• _INSTRUCTIONS FOR THE TASK_
For the data below, report how many lines include the word "name", and write nothing else.

• _EXCERPTED DATA_
/---

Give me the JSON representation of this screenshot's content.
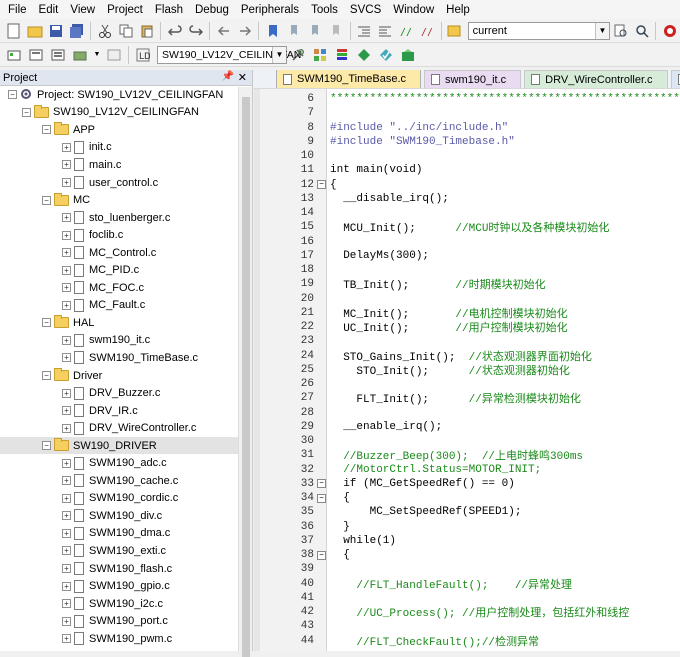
{
  "menu": [
    "File",
    "Edit",
    "View",
    "Project",
    "Flash",
    "Debug",
    "Peripherals",
    "Tools",
    "SVCS",
    "Window",
    "Help"
  ],
  "toolbar1": {
    "combo_value": "current"
  },
  "toolbar2": {
    "target_value": "SW190_LV12V_CEILINGFAN"
  },
  "project_panel": {
    "title": "Project",
    "pin": "p",
    "root": "Project: SW190_LV12V_CEILINGFAN",
    "target": "SW190_LV12V_CEILINGFAN",
    "groups": [
      {
        "name": "APP",
        "files": [
          "init.c",
          "main.c",
          "user_control.c"
        ]
      },
      {
        "name": "MC",
        "files": [
          "sto_luenberger.c",
          "foclib.c",
          "MC_Control.c",
          "MC_PID.c",
          "MC_FOC.c",
          "MC_Fault.c"
        ]
      },
      {
        "name": "HAL",
        "files": [
          "swm190_it.c",
          "SWM190_TimeBase.c"
        ]
      },
      {
        "name": "Driver",
        "files": [
          "DRV_Buzzer.c",
          "DRV_IR.c",
          "DRV_WireController.c"
        ]
      },
      {
        "name": "SW190_DRIVER",
        "files": [
          "SWM190_adc.c",
          "SWM190_cache.c",
          "SWM190_cordic.c",
          "SWM190_div.c",
          "SWM190_dma.c",
          "SWM190_exti.c",
          "SWM190_flash.c",
          "SWM190_gpio.c",
          "SWM190_i2c.c",
          "SWM190_port.c",
          "SWM190_pwm.c"
        ]
      }
    ]
  },
  "tabs": [
    {
      "label": "SWM190_TimeBase.c",
      "color": "#fde9a8",
      "active": true
    },
    {
      "label": "swm190_it.c",
      "color": "#e9dcf2",
      "active": false
    },
    {
      "label": "DRV_WireController.c",
      "color": "#d6ecd9",
      "active": false
    },
    {
      "label": "focli",
      "color": "#dde6f3",
      "active": false
    }
  ],
  "code_lines": [
    {
      "n": "6",
      "text": "**********************************************************"
    },
    {
      "n": "7",
      "text": ""
    },
    {
      "n": "8",
      "text": "#include \"../inc/include.h\""
    },
    {
      "n": "9",
      "text": "#include \"SWM190_Timebase.h\""
    },
    {
      "n": "10",
      "text": ""
    },
    {
      "n": "11",
      "text": "int main(void)"
    },
    {
      "n": "12",
      "text": "{"
    },
    {
      "n": "13",
      "text": "  __disable_irq();"
    },
    {
      "n": "14",
      "text": ""
    },
    {
      "n": "15",
      "text": "  MCU_Init();      //MCU时钟以及各种模块初始化"
    },
    {
      "n": "16",
      "text": ""
    },
    {
      "n": "17",
      "text": "  DelayMs(300);"
    },
    {
      "n": "18",
      "text": ""
    },
    {
      "n": "19",
      "text": "  TB_Init();       //时期模块初始化"
    },
    {
      "n": "20",
      "text": ""
    },
    {
      "n": "21",
      "text": "  MC_Init();       //电机控制模块初始化"
    },
    {
      "n": "22",
      "text": "  UC_Init();       //用户控制模块初始化"
    },
    {
      "n": "23",
      "text": ""
    },
    {
      "n": "24",
      "text": "  STO_Gains_Init();  //状态观测器界面初始化"
    },
    {
      "n": "25",
      "text": "    STO_Init();      //状态观测器初始化"
    },
    {
      "n": "26",
      "text": ""
    },
    {
      "n": "27",
      "text": "    FLT_Init();      //异常检测模块初始化"
    },
    {
      "n": "28",
      "text": ""
    },
    {
      "n": "29",
      "text": "  __enable_irq();"
    },
    {
      "n": "30",
      "text": ""
    },
    {
      "n": "31",
      "text": "  //Buzzer_Beep(300);  //上电时蜂鸣300ms"
    },
    {
      "n": "32",
      "text": "  //MotorCtrl.Status=MOTOR_INIT;"
    },
    {
      "n": "33",
      "text": "  if (MC_GetSpeedRef() == 0)"
    },
    {
      "n": "34",
      "text": "  {"
    },
    {
      "n": "35",
      "text": "      MC_SetSpeedRef(SPEED1);"
    },
    {
      "n": "36",
      "text": "  }"
    },
    {
      "n": "37",
      "text": "  while(1)"
    },
    {
      "n": "38",
      "text": "  {"
    },
    {
      "n": "39",
      "text": ""
    },
    {
      "n": "40",
      "text": "    //FLT_HandleFault();    //异常处理"
    },
    {
      "n": "41",
      "text": ""
    },
    {
      "n": "42",
      "text": "    //UC_Process(); //用户控制处理，包括红外和线控"
    },
    {
      "n": "43",
      "text": ""
    },
    {
      "n": "44",
      "text": "    //FLT_CheckFault();//检测异常"
    }
  ]
}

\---

• _RESPONSE TO THE TASK_
5